Show all lines of the entries in which the word "SESSION" is found.

*** Opening Material to process ***

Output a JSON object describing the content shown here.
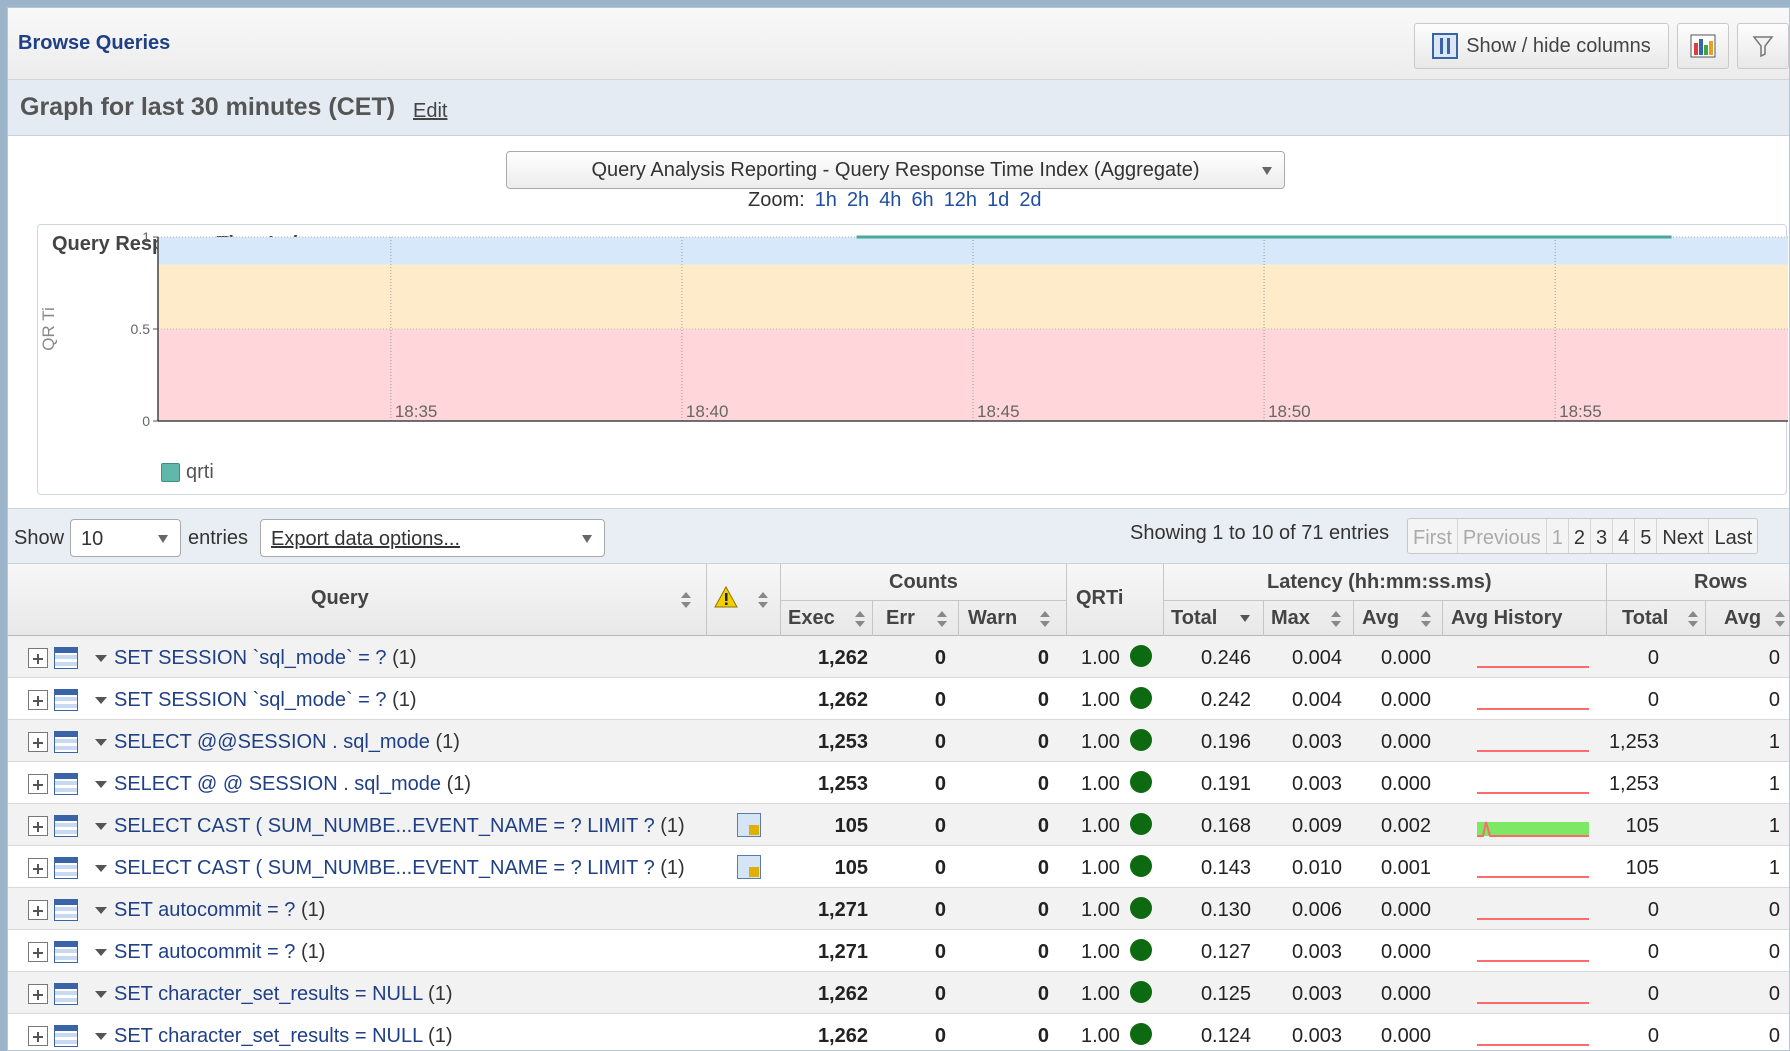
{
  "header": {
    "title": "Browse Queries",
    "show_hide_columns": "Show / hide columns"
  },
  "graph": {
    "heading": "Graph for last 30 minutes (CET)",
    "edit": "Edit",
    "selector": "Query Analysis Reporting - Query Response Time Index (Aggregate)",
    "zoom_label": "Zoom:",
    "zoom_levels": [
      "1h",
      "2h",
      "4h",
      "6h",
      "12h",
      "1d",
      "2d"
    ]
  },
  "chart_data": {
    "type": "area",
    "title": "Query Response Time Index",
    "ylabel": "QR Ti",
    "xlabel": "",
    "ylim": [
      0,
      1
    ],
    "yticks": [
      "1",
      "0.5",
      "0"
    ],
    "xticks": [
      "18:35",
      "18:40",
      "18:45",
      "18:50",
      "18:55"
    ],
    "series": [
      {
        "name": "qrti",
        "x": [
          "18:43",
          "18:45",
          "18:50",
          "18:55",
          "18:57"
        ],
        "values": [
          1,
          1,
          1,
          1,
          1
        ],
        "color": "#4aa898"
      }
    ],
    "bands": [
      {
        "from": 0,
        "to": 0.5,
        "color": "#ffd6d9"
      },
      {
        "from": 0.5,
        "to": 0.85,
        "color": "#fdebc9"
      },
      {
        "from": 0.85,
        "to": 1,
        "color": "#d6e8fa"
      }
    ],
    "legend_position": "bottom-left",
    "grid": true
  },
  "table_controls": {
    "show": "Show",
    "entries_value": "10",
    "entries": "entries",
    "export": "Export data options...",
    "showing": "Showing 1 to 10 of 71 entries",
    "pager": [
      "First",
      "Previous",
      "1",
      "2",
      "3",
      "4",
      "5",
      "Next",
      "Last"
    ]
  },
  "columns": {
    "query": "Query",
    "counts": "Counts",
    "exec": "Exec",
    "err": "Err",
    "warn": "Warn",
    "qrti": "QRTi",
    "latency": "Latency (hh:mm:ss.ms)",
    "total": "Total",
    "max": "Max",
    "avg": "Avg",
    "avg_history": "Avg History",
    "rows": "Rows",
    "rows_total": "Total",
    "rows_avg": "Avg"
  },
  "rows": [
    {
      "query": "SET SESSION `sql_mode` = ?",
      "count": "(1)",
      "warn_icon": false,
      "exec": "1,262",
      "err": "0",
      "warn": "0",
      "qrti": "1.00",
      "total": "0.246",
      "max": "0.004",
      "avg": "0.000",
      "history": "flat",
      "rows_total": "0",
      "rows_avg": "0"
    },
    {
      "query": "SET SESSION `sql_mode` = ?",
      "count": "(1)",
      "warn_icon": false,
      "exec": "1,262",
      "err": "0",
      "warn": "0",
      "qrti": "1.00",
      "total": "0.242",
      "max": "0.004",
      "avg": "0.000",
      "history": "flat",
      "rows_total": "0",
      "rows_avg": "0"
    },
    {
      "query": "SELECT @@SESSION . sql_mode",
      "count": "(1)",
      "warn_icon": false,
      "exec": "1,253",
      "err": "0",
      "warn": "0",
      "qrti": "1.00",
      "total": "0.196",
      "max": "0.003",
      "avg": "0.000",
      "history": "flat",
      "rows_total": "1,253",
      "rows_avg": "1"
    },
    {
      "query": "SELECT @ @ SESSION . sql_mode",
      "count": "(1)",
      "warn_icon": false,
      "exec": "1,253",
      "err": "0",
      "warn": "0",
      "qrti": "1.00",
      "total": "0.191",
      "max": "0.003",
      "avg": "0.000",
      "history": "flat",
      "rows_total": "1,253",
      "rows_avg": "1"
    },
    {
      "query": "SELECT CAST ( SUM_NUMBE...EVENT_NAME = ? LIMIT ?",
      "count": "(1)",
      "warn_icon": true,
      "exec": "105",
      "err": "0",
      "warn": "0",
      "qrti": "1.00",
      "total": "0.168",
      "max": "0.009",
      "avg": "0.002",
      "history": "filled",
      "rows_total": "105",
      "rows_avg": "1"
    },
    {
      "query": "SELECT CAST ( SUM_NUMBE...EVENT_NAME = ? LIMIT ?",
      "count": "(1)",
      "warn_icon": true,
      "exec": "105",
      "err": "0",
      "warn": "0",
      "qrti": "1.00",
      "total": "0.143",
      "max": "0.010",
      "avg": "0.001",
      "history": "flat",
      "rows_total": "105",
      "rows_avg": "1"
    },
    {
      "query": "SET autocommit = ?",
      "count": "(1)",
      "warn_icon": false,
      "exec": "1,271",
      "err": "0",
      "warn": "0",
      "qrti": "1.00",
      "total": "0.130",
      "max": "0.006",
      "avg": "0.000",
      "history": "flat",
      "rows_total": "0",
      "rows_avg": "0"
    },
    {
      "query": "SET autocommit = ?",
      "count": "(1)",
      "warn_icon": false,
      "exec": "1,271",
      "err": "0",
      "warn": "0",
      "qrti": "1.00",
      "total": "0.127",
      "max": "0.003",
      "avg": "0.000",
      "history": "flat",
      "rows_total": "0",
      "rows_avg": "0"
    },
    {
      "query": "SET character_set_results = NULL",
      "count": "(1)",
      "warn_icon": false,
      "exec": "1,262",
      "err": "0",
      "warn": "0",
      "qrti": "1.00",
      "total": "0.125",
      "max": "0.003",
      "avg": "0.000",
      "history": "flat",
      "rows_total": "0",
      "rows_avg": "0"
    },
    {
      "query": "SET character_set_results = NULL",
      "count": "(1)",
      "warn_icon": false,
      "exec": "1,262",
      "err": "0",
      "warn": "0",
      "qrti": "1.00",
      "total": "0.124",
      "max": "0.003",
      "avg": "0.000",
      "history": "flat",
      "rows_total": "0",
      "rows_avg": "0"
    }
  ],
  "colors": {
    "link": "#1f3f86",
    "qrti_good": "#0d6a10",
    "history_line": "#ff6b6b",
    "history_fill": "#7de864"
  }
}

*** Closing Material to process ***

Written solution -
      "query": "SET SESSION `sql_mode` = ?",
      "query": "SET SESSION `sql_mode` = ?",
      "query": "SELECT @@SESSION . sql_mode",
      "query": "SELECT @ @ SESSION . sql_mode",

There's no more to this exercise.